In “Encounters at the End of the World” documentary maker Werner Herzog travels to Antarctica accompanied only by his cameraman and is given unprecedented access to the hidden society of one thousand men and women living there and risking their lives and sanity to conduct cutting-edge scientific research.
Starting from McMurdo station which reminds him of “an ugly mining town”, Herzog travels between the main scientific bases narrating his thoughts in a dry sarcastic style that regularly had the audience laughing.
The documentary displays Antarctica’s stark beauty on land as well as the mysterious creatures and ice structures underwater but equally tries to examine the people working there, their dreams and why they’re currently working at the ultimate destination for wanderers seeking solitude far from the madding crowds.
Herzog interviews several people including the driver of Ivan the Terra Bus – a former banker/US Peace Corp volunteer and a Bobcat driver who was previously a philosopher.
These people are professional dreamers who have found their ideal place to live amongst a workforce of PHD’s who wash dishes and linguists on a continent without an indigenous language 🙂

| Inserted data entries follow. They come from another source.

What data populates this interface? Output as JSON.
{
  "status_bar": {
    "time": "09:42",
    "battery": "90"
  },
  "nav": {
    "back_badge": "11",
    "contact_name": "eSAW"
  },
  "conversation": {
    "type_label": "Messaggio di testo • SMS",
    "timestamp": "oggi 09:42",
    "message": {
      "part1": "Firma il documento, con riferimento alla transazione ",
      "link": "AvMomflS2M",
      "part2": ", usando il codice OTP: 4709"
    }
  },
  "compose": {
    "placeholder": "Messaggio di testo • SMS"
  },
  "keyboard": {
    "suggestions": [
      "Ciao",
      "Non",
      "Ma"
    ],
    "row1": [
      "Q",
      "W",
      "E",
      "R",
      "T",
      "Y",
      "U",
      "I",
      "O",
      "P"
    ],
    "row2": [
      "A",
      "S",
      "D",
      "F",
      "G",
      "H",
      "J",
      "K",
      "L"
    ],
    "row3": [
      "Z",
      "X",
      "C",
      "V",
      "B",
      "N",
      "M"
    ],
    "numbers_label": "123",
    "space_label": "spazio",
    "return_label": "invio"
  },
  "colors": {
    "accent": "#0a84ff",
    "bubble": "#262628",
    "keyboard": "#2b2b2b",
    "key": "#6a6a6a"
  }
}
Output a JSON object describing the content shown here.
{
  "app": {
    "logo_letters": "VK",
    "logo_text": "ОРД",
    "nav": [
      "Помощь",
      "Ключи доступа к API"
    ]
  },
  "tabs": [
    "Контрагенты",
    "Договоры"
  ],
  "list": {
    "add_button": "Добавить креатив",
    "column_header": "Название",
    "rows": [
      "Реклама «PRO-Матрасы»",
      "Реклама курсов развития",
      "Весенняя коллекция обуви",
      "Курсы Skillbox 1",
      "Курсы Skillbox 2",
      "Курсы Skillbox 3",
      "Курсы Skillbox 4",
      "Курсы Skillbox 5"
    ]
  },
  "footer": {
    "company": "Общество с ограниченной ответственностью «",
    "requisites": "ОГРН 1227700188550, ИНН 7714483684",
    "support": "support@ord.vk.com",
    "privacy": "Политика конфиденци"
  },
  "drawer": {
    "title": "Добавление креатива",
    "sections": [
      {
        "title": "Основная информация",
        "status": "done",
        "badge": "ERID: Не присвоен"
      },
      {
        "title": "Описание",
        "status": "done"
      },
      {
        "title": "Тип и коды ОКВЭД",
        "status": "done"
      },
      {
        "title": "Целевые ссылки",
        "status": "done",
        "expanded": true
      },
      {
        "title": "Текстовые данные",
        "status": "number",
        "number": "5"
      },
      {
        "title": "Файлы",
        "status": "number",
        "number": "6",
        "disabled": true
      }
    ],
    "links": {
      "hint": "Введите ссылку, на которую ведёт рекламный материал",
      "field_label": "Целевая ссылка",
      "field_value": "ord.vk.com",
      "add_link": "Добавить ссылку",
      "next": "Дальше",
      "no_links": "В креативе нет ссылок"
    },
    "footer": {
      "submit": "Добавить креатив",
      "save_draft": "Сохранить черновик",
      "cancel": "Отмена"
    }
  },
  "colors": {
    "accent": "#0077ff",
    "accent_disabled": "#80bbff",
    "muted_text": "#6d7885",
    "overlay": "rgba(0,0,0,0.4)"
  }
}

Towards the end Herzog condemns the degeneration of exploration into absurd quests where people will soon be driving across deserts in reverse gear or crossing Antarctica by pogo stick just to get into the record books.
Encounters at the End of the World is 99min in length. I watched it at the State Theatre as part of The Sydney Film Festival on June 10th, 2008 just before it was generally released to cinemas
Other Reviews of Encounters at the End of the World (Documentary)
Werner Herzog guarantees the viewer at the start of Antarctica docu “Encounters at the End of the World,” he did not travel to the frozen continent to make “another film about penguins.”
Rather, the South Pole’s human inhabitants piqued Herzog’s interest – the small but hearty community of researchers, scientists and assorted adventurers who make their home at the very bottom of the Earth. Resultant pic – one of Herzog’s best and most purely enjoyable.
Scott Foundas – Variety
After inquiring about penguins’ potential homosexual tendencies, Herzog asks a marine biologist if the birds ever go “insane” because they’ve had enough of the colony.
It’s a query that initially comes off as glibly amusing, until his camera lingers on a penguin breaking off from the pack to wander, irrationally, toward a mountain range and “certain death,” an image of madness? Of single-minded individualism? that’s reflected in subsequent archival footage of an explorer being wounded during a foolhardy descent into an active volcano.
Nick Schager – Slant Magazine
At first, his newest film, Encounters at the End of the World, is unusually detached, rambling in its approach to the setting – Antarctica’s McMurdo Station—and the sundry eccentrics who reside there … But midway through, an eerier theme creeps in, all the more powerful for Herzog’s lack of insistence.
By the “end of the world” he means the end of the world. The people he’s profiling aren’t the overweeners pitting themselves against nature. They’re the reporters, the realists, the ones who say the ground is not as solid as in our Shackleton-inspired imaginations. The ice is alive – breaking up, moving in ways we can hardly imagine. Human life on the planet is not assured.
David Edelstein – New York Magazine